━━━ RECORDED INFORMATION ━━━

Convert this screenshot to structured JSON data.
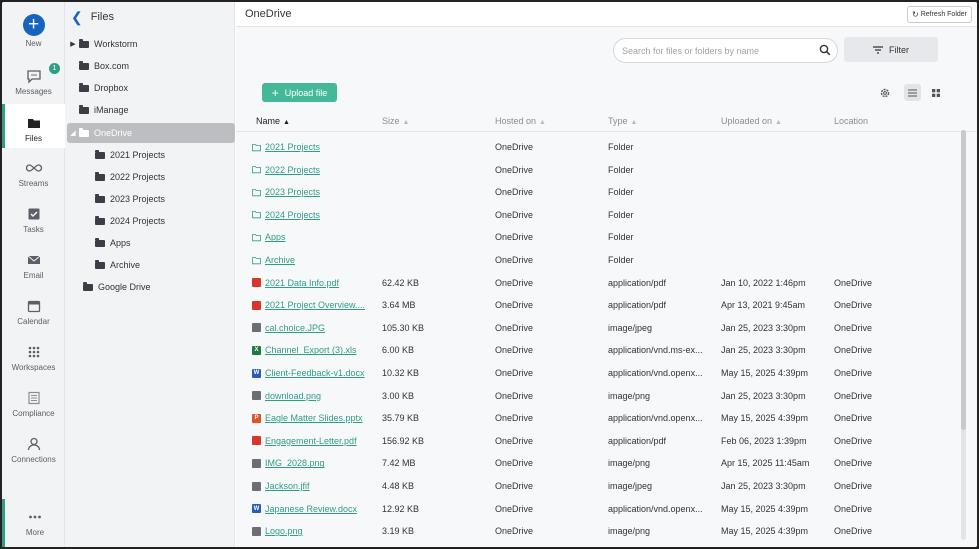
{
  "rail": {
    "new_label": "New",
    "messages_label": "Messages",
    "messages_badge": "1",
    "files_label": "Files",
    "streams_label": "Streams",
    "tasks_label": "Tasks",
    "email_label": "Email",
    "calendar_label": "Calendar",
    "workspaces_label": "Workspaces",
    "compliance_label": "Compliance",
    "connections_label": "Connections",
    "more_label": "More"
  },
  "tree": {
    "title": "Files",
    "nodes": [
      {
        "label": "Workstorm"
      },
      {
        "label": "Box.com"
      },
      {
        "label": "Dropbox"
      },
      {
        "label": "iManage"
      },
      {
        "label": "OneDrive"
      },
      {
        "label": "2021 Projects"
      },
      {
        "label": "2022 Projects"
      },
      {
        "label": "2023 Projects"
      },
      {
        "label": "2024 Projects"
      },
      {
        "label": "Apps"
      },
      {
        "label": "Archive"
      },
      {
        "label": "Google Drive"
      }
    ]
  },
  "main": {
    "title": "OneDrive",
    "refresh_label": "Refresh Folder",
    "search_placeholder": "Search for files or folders by name",
    "filter_label": "Filter",
    "upload_label": "Upload file"
  },
  "columns": {
    "name": "Name",
    "size": "Size",
    "hosted": "Hosted on",
    "type": "Type",
    "uploaded": "Uploaded on",
    "location": "Location"
  },
  "rows": [
    {
      "icon": "folder",
      "name": "2021 Projects",
      "size": "",
      "host": "OneDrive",
      "type": "Folder",
      "uploaded": "",
      "location": ""
    },
    {
      "icon": "folder",
      "name": "2022 Projects",
      "size": "",
      "host": "OneDrive",
      "type": "Folder",
      "uploaded": "",
      "location": ""
    },
    {
      "icon": "folder",
      "name": "2023 Projects",
      "size": "",
      "host": "OneDrive",
      "type": "Folder",
      "uploaded": "",
      "location": ""
    },
    {
      "icon": "folder",
      "name": "2024 Projects",
      "size": "",
      "host": "OneDrive",
      "type": "Folder",
      "uploaded": "",
      "location": ""
    },
    {
      "icon": "folder",
      "name": "Apps",
      "size": "",
      "host": "OneDrive",
      "type": "Folder",
      "uploaded": "",
      "location": ""
    },
    {
      "icon": "folder",
      "name": "Archive",
      "size": "",
      "host": "OneDrive",
      "type": "Folder",
      "uploaded": "",
      "location": ""
    },
    {
      "icon": "pdf",
      "name": "2021 Data Info.pdf",
      "size": "62.42 KB",
      "host": "OneDrive",
      "type": "application/pdf",
      "uploaded": "Jan 10, 2022 1:46pm",
      "location": "OneDrive"
    },
    {
      "icon": "pdf",
      "name": "2021 Project Overview....",
      "size": "3.64 MB",
      "host": "OneDrive",
      "type": "application/pdf",
      "uploaded": "Apr 13, 2021 9:45am",
      "location": "OneDrive"
    },
    {
      "icon": "img",
      "name": "cal.choice.JPG",
      "size": "105.30 KB",
      "host": "OneDrive",
      "type": "image/jpeg",
      "uploaded": "Jan 25, 2023 3:30pm",
      "location": "OneDrive"
    },
    {
      "icon": "xls",
      "name": "Channel_Export (3).xls",
      "size": "6.00 KB",
      "host": "OneDrive",
      "type": "application/vnd.ms-ex...",
      "uploaded": "Jan 25, 2023 3:30pm",
      "location": "OneDrive"
    },
    {
      "icon": "doc",
      "name": "Client-Feedback-v1.docx",
      "size": "10.32 KB",
      "host": "OneDrive",
      "type": "application/vnd.openx...",
      "uploaded": "May 15, 2025 4:39pm",
      "location": "OneDrive"
    },
    {
      "icon": "img",
      "name": "download.png",
      "size": "3.00 KB",
      "host": "OneDrive",
      "type": "image/png",
      "uploaded": "Jan 25, 2023 3:30pm",
      "location": "OneDrive"
    },
    {
      "icon": "ppt",
      "name": "Eagle Matter Slides.pptx",
      "size": "35.79 KB",
      "host": "OneDrive",
      "type": "application/vnd.openx...",
      "uploaded": "May 15, 2025 4:39pm",
      "location": "OneDrive"
    },
    {
      "icon": "pdf",
      "name": "Engagement-Letter.pdf",
      "size": "156.92 KB",
      "host": "OneDrive",
      "type": "application/pdf",
      "uploaded": "Feb 06, 2023 1:39pm",
      "location": "OneDrive"
    },
    {
      "icon": "img",
      "name": "IMG_2028.png",
      "size": "7.42 MB",
      "host": "OneDrive",
      "type": "image/png",
      "uploaded": "Apr 15, 2025 11:45am",
      "location": "OneDrive"
    },
    {
      "icon": "img",
      "name": "Jackson.jfif",
      "size": "4.48 KB",
      "host": "OneDrive",
      "type": "image/jpeg",
      "uploaded": "Jan 25, 2023 3:30pm",
      "location": "OneDrive"
    },
    {
      "icon": "doc",
      "name": "Japanese Review.docx",
      "size": "12.92 KB",
      "host": "OneDrive",
      "type": "application/vnd.openx...",
      "uploaded": "May 15, 2025 4:39pm",
      "location": "OneDrive"
    },
    {
      "icon": "img",
      "name": "Logo.png",
      "size": "3.19 KB",
      "host": "OneDrive",
      "type": "image/png",
      "uploaded": "May 15, 2025 4:39pm",
      "location": "OneDrive"
    }
  ],
  "colors": {
    "accent": "#2e9e85",
    "brand_blue": "#1565c0",
    "upload_green": "#43b99a"
  }
}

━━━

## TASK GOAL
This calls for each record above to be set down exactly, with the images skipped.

## RESPONSE BOX
Convert this screenshot to structured JSON data.
{
  "rail": {
    "new_label": "New",
    "messages_label": "Messages",
    "messages_badge": "1",
    "files_label": "Files",
    "streams_label": "Streams",
    "tasks_label": "Tasks",
    "email_label": "Email",
    "calendar_label": "Calendar",
    "workspaces_label": "Workspaces",
    "compliance_label": "Compliance",
    "connections_label": "Connections",
    "more_label": "More"
  },
  "tree": {
    "title": "Files",
    "nodes": [
      {
        "label": "Workstorm"
      },
      {
        "label": "Box.com"
      },
      {
        "label": "Dropbox"
      },
      {
        "label": "iManage"
      },
      {
        "label": "OneDrive"
      },
      {
        "label": "2021 Projects"
      },
      {
        "label": "2022 Projects"
      },
      {
        "label": "2023 Projects"
      },
      {
        "label": "2024 Projects"
      },
      {
        "label": "Apps"
      },
      {
        "label": "Archive"
      },
      {
        "label": "Google Drive"
      }
    ]
  },
  "main": {
    "title": "OneDrive",
    "refresh_label": "Refresh Folder",
    "search_placeholder": "Search for files or folders by name",
    "filter_label": "Filter",
    "upload_label": "Upload file"
  },
  "columns": {
    "name": "Name",
    "size": "Size",
    "hosted": "Hosted on",
    "type": "Type",
    "uploaded": "Uploaded on",
    "location": "Location"
  },
  "rows": [
    {
      "icon": "folder",
      "name": "2021 Projects",
      "size": "",
      "host": "OneDrive",
      "type": "Folder",
      "uploaded": "",
      "location": ""
    },
    {
      "icon": "folder",
      "name": "2022 Projects",
      "size": "",
      "host": "OneDrive",
      "type": "Folder",
      "uploaded": "",
      "location": ""
    },
    {
      "icon": "folder",
      "name": "2023 Projects",
      "size": "",
      "host": "OneDrive",
      "type": "Folder",
      "uploaded": "",
      "location": ""
    },
    {
      "icon": "folder",
      "name": "2024 Projects",
      "size": "",
      "host": "OneDrive",
      "type": "Folder",
      "uploaded": "",
      "location": ""
    },
    {
      "icon": "folder",
      "name": "Apps",
      "size": "",
      "host": "OneDrive",
      "type": "Folder",
      "uploaded": "",
      "location": ""
    },
    {
      "icon": "folder",
      "name": "Archive",
      "size": "",
      "host": "OneDrive",
      "type": "Folder",
      "uploaded": "",
      "location": ""
    },
    {
      "icon": "pdf",
      "name": "2021 Data Info.pdf",
      "size": "62.42 KB",
      "host": "OneDrive",
      "type": "application/pdf",
      "uploaded": "Jan 10, 2022 1:46pm",
      "location": "OneDrive"
    },
    {
      "icon": "pdf",
      "name": "2021 Project Overview....",
      "size": "3.64 MB",
      "host": "OneDrive",
      "type": "application/pdf",
      "uploaded": "Apr 13, 2021 9:45am",
      "location": "OneDrive"
    },
    {
      "icon": "img",
      "name": "cal.choice.JPG",
      "size": "105.30 KB",
      "host": "OneDrive",
      "type": "image/jpeg",
      "uploaded": "Jan 25, 2023 3:30pm",
      "location": "OneDrive"
    },
    {
      "icon": "xls",
      "name": "Channel_Export (3).xls",
      "size": "6.00 KB",
      "host": "OneDrive",
      "type": "application/vnd.ms-ex...",
      "uploaded": "Jan 25, 2023 3:30pm",
      "location": "OneDrive"
    },
    {
      "icon": "doc",
      "name": "Client-Feedback-v1.docx",
      "size": "10.32 KB",
      "host": "OneDrive",
      "type": "application/vnd.openx...",
      "uploaded": "May 15, 2025 4:39pm",
      "location": "OneDrive"
    },
    {
      "icon": "img",
      "name": "download.png",
      "size": "3.00 KB",
      "host": "OneDrive",
      "type": "image/png",
      "uploaded": "Jan 25, 2023 3:30pm",
      "location": "OneDrive"
    },
    {
      "icon": "ppt",
      "name": "Eagle Matter Slides.pptx",
      "size": "35.79 KB",
      "host": "OneDrive",
      "type": "application/vnd.openx...",
      "uploaded": "May 15, 2025 4:39pm",
      "location": "OneDrive"
    },
    {
      "icon": "pdf",
      "name": "Engagement-Letter.pdf",
      "size": "156.92 KB",
      "host": "OneDrive",
      "type": "application/pdf",
      "uploaded": "Feb 06, 2023 1:39pm",
      "location": "OneDrive"
    },
    {
      "icon": "img",
      "name": "IMG_2028.png",
      "size": "7.42 MB",
      "host": "OneDrive",
      "type": "image/png",
      "uploaded": "Apr 15, 2025 11:45am",
      "location": "OneDrive"
    },
    {
      "icon": "img",
      "name": "Jackson.jfif",
      "size": "4.48 KB",
      "host": "OneDrive",
      "type": "image/jpeg",
      "uploaded": "Jan 25, 2023 3:30pm",
      "location": "OneDrive"
    },
    {
      "icon": "doc",
      "name": "Japanese Review.docx",
      "size": "12.92 KB",
      "host": "OneDrive",
      "type": "application/vnd.openx...",
      "uploaded": "May 15, 2025 4:39pm",
      "location": "OneDrive"
    },
    {
      "icon": "img",
      "name": "Logo.png",
      "size": "3.19 KB",
      "host": "OneDrive",
      "type": "image/png",
      "uploaded": "May 15, 2025 4:39pm",
      "location": "OneDrive"
    }
  ],
  "colors": {
    "accent": "#2e9e85",
    "brand_blue": "#1565c0",
    "upload_green": "#43b99a"
  }
}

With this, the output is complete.